The Puzzle of Fabry Disease: Recognizing the Signs of a Rare Disorder

New York, NY (December 19, 2003) - If you began to experience burning or tingling in your hands and feet and a decreased ability to sweat when overly hot, would you think of the rare genetic illness known as Fabry disease? Would your doctor?

Unfortunately, because Fabry disease is so rare, it is so easily missed. According to the National Kidney Foundation, patients are often initially misdiagnosed, their symptoms confused with other illnesses. "We want doctors to recognize Fabry disease so patients can receive the new therapy that is available and may possibly prevent serious complications of the disease such as kidney disease, heart disease and nerve damage," says David Warnock, MD, president-elect of the National Kidney Foundation.

Fabry disease is a genetic disorder in which the body becomes unable to break down a fatty substance called globotriaosylceramide, causing it to accumulate in the body. Over time, the fat buildup damages cells in blood vessels and tissues of the kidneys, heart, skin and brain. This can eventually lead to life threatening problems, including heart attacks, strokes and kidney failure.

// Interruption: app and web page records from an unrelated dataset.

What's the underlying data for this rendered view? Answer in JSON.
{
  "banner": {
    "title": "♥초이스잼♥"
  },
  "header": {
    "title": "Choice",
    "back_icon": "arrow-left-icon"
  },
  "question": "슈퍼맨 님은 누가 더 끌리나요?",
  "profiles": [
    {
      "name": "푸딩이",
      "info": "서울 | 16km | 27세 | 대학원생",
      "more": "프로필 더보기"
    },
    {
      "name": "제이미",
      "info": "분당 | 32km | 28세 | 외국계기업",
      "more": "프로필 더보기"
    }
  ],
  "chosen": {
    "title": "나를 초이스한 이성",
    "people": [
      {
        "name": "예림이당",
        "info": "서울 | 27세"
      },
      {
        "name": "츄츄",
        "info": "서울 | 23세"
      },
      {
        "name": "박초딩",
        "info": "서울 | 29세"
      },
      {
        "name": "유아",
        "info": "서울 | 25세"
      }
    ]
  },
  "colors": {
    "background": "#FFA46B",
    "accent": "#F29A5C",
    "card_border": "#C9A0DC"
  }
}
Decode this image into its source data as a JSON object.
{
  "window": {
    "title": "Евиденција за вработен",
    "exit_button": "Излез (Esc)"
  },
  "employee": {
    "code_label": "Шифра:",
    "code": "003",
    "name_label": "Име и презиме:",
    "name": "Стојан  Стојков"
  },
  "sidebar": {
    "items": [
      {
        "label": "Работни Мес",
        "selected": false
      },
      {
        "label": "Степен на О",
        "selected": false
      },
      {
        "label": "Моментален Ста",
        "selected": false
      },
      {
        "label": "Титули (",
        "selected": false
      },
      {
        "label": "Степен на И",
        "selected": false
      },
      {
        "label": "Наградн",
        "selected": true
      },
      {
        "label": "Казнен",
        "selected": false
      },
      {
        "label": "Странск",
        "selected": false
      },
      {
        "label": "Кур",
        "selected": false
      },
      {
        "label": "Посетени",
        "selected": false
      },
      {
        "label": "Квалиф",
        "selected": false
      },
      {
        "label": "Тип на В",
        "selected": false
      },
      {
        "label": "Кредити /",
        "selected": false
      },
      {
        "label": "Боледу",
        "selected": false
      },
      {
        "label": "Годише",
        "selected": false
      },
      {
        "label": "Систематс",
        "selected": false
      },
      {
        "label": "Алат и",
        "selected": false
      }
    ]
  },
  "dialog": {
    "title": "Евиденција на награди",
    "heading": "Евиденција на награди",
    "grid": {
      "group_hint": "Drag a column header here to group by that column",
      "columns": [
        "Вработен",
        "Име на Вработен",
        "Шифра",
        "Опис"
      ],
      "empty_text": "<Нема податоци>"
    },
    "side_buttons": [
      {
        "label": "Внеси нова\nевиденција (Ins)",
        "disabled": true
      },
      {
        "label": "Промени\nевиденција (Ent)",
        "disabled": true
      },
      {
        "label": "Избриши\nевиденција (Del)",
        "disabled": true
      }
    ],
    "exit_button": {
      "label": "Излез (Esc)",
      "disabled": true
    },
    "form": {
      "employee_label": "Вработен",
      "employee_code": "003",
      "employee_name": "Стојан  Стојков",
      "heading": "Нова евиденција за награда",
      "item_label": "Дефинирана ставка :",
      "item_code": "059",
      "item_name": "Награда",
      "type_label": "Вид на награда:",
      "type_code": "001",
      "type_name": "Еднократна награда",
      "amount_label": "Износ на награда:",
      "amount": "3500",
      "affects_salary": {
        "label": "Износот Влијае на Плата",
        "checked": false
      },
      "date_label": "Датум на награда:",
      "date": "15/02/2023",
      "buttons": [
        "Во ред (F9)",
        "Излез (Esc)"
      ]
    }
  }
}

The following symptoms are often the first warning signs of Fabry disease:

  • Burning or tingling in hands and feet
  • Decreased ability to sweat, causing overheating, frequent fever and sensitivity to hot weather
  • Reddish-purplish skin rash

Over time, the damage to blood vessels can lead to problems in the stomach, heart, kidney and nervous system. Doctors who suspect a patient has Fabry disease may order certain tests needed to diagnose the condition, which look at the patient's genetic makeup and measure the activity of an enzyme missing in Fabry patients.

The disease occurs more commonly in men and is caused by a defective gene located on the X chromosome, meaning that it runs in families. And many families suffer alone B recent estimates suggest the disease affects only one in 40,000 males.

The rare nature of the disease also ensures that few treatments exist. In April, the U.S Food and Drug Administration approved the first ever treatment targeted for Fabry disease, made up of a version of an enzyme patients either lack or carry in very low amounts. The treatment, given by injection into a vein, reduces fat deposits in many types of cells. It is hoped that this treatment will help prevent life-threatening damage to important organs and enable patients with Fabry disease to live healthier lives.

For more information about Fabry disease, contact the National Kidney Foundation at (800) 622-9010.